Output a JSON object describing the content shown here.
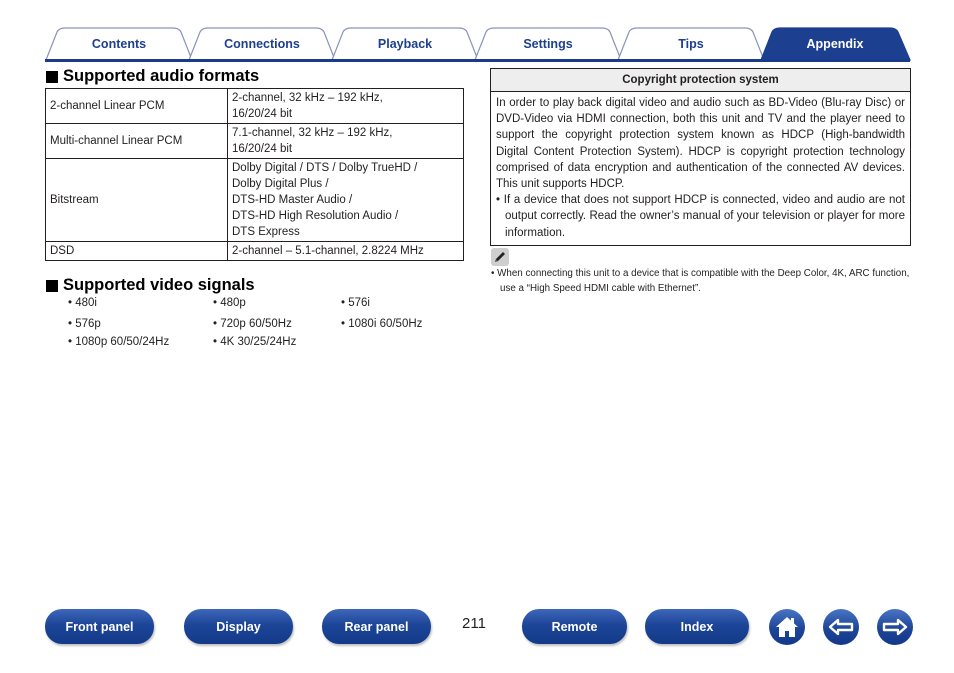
{
  "tabs": [
    {
      "label": "Contents",
      "active": false
    },
    {
      "label": "Connections",
      "active": false
    },
    {
      "label": "Playback",
      "active": false
    },
    {
      "label": "Settings",
      "active": false
    },
    {
      "label": "Tips",
      "active": false
    },
    {
      "label": "Appendix",
      "active": true
    }
  ],
  "audio": {
    "heading": "Supported audio formats",
    "rows": [
      {
        "format": "2-channel Linear PCM",
        "spec": [
          "2-channel, 32 kHz – 192 kHz,",
          "16/20/24 bit"
        ]
      },
      {
        "format": "Multi-channel Linear PCM",
        "spec": [
          "7.1-channel, 32 kHz – 192 kHz,",
          "16/20/24 bit"
        ]
      },
      {
        "format": "Bitstream",
        "spec": [
          "Dolby Digital / DTS / Dolby TrueHD /",
          "Dolby Digital Plus /",
          "DTS-HD Master Audio /",
          "DTS-HD High Resolution Audio /",
          "DTS Express"
        ]
      },
      {
        "format": "DSD",
        "spec": [
          "2-channel – 5.1-channel, 2.8224 MHz"
        ]
      }
    ]
  },
  "video": {
    "heading": "Supported video signals",
    "items": [
      "480i",
      "480p",
      "576i",
      "576p",
      "720p 60/50Hz",
      "1080i 60/50Hz",
      "1080p 60/50/24Hz",
      "4K 30/25/24Hz"
    ]
  },
  "copyright": {
    "title": "Copyright protection system",
    "body": "In order to play back digital video and audio such as BD-Video (Blu-ray Disc) or DVD-Video via HDMI connection, both this unit and TV and the player need to support the copyright protection system known as HDCP (High-bandwidth Digital Content Protection System). HDCP is copyright protection technology comprised of data encryption and authentication of the connected AV devices. This unit supports HDCP.",
    "bullet": "• If a device that does not support HDCP is connected, video and audio are not output correctly. Read the owner’s manual of your television or player for more information."
  },
  "note": {
    "icon": "pencil-icon",
    "text": "• When connecting this unit to a device that is compatible with the Deep Color, 4K, ARC function, use a “High Speed HDMI cable with Ethernet”."
  },
  "footer": {
    "buttons": [
      "Front panel",
      "Display",
      "Rear panel",
      "Remote",
      "Index"
    ],
    "page_number": "211",
    "icons": [
      "home-icon",
      "back-arrow-icon",
      "forward-arrow-icon"
    ]
  },
  "colors": {
    "brand_blue": "#1d3f8f",
    "tab_line": "#1a3a8a"
  }
}
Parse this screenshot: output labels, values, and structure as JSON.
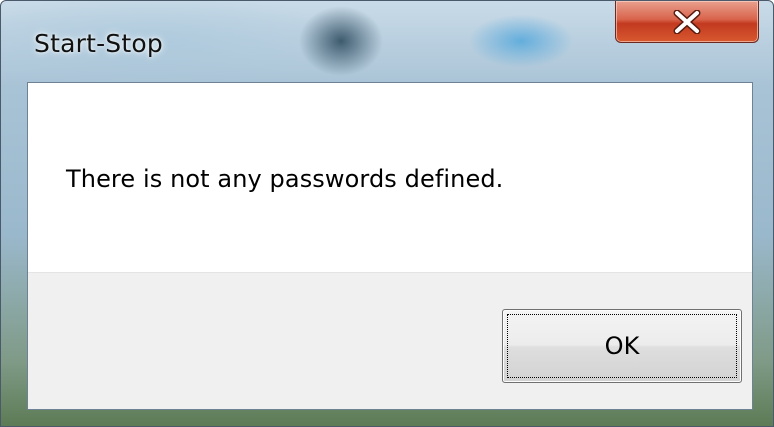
{
  "window": {
    "title": "Start-Stop"
  },
  "title_bar": {
    "close_icon": "close-icon"
  },
  "dialog": {
    "message": "There is not any passwords defined.",
    "ok_label": "OK"
  },
  "colors": {
    "close_button": "#c23a20",
    "client_background": "#ffffff",
    "button_area_background": "#f0f0f0"
  }
}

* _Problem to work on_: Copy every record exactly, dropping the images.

* _Response to the exercise_:
Output a JSON object describing the content shown here.
{
  "tabs": [
    {
      "label": "Contents",
      "active": false
    },
    {
      "label": "Connections",
      "active": false
    },
    {
      "label": "Playback",
      "active": false
    },
    {
      "label": "Settings",
      "active": false
    },
    {
      "label": "Tips",
      "active": false
    },
    {
      "label": "Appendix",
      "active": true
    }
  ],
  "audio": {
    "heading": "Supported audio formats",
    "rows": [
      {
        "format": "2-channel Linear PCM",
        "spec": [
          "2-channel, 32 kHz – 192 kHz,",
          "16/20/24 bit"
        ]
      },
      {
        "format": "Multi-channel Linear PCM",
        "spec": [
          "7.1-channel, 32 kHz – 192 kHz,",
          "16/20/24 bit"
        ]
      },
      {
        "format": "Bitstream",
        "spec": [
          "Dolby Digital / DTS / Dolby TrueHD /",
          "Dolby Digital Plus /",
          "DTS-HD Master Audio /",
          "DTS-HD High Resolution Audio /",
          "DTS Express"
        ]
      },
      {
        "format": "DSD",
        "spec": [
          "2-channel – 5.1-channel, 2.8224 MHz"
        ]
      }
    ]
  },
  "video": {
    "heading": "Supported video signals",
    "items": [
      "480i",
      "480p",
      "576i",
      "576p",
      "720p 60/50Hz",
      "1080i 60/50Hz",
      "1080p 60/50/24Hz",
      "4K 30/25/24Hz"
    ]
  },
  "copyright": {
    "title": "Copyright protection system",
    "body": "In order to play back digital video and audio such as BD-Video (Blu-ray Disc) or DVD-Video via HDMI connection, both this unit and TV and the player need to support the copyright protection system known as HDCP (High-bandwidth Digital Content Protection System). HDCP is copyright protection technology comprised of data encryption and authentication of the connected AV devices. This unit supports HDCP.",
    "bullet": "• If a device that does not support HDCP is connected, video and audio are not output correctly. Read the owner’s manual of your television or player for more information."
  },
  "note": {
    "icon": "pencil-icon",
    "text": "• When connecting this unit to a device that is compatible with the Deep Color, 4K, ARC function, use a “High Speed HDMI cable with Ethernet”."
  },
  "footer": {
    "buttons": [
      "Front panel",
      "Display",
      "Rear panel",
      "Remote",
      "Index"
    ],
    "page_number": "211",
    "icons": [
      "home-icon",
      "back-arrow-icon",
      "forward-arrow-icon"
    ]
  },
  "colors": {
    "brand_blue": "#1d3f8f",
    "tab_line": "#1a3a8a"
  }
}
Parse this screenshot: output labels, values, and structure as JSON.
{
  "window": {
    "title": "Start-Stop"
  },
  "title_bar": {
    "close_icon": "close-icon"
  },
  "dialog": {
    "message": "There is not any passwords defined.",
    "ok_label": "OK"
  },
  "colors": {
    "close_button": "#c23a20",
    "client_background": "#ffffff",
    "button_area_background": "#f0f0f0"
  }
}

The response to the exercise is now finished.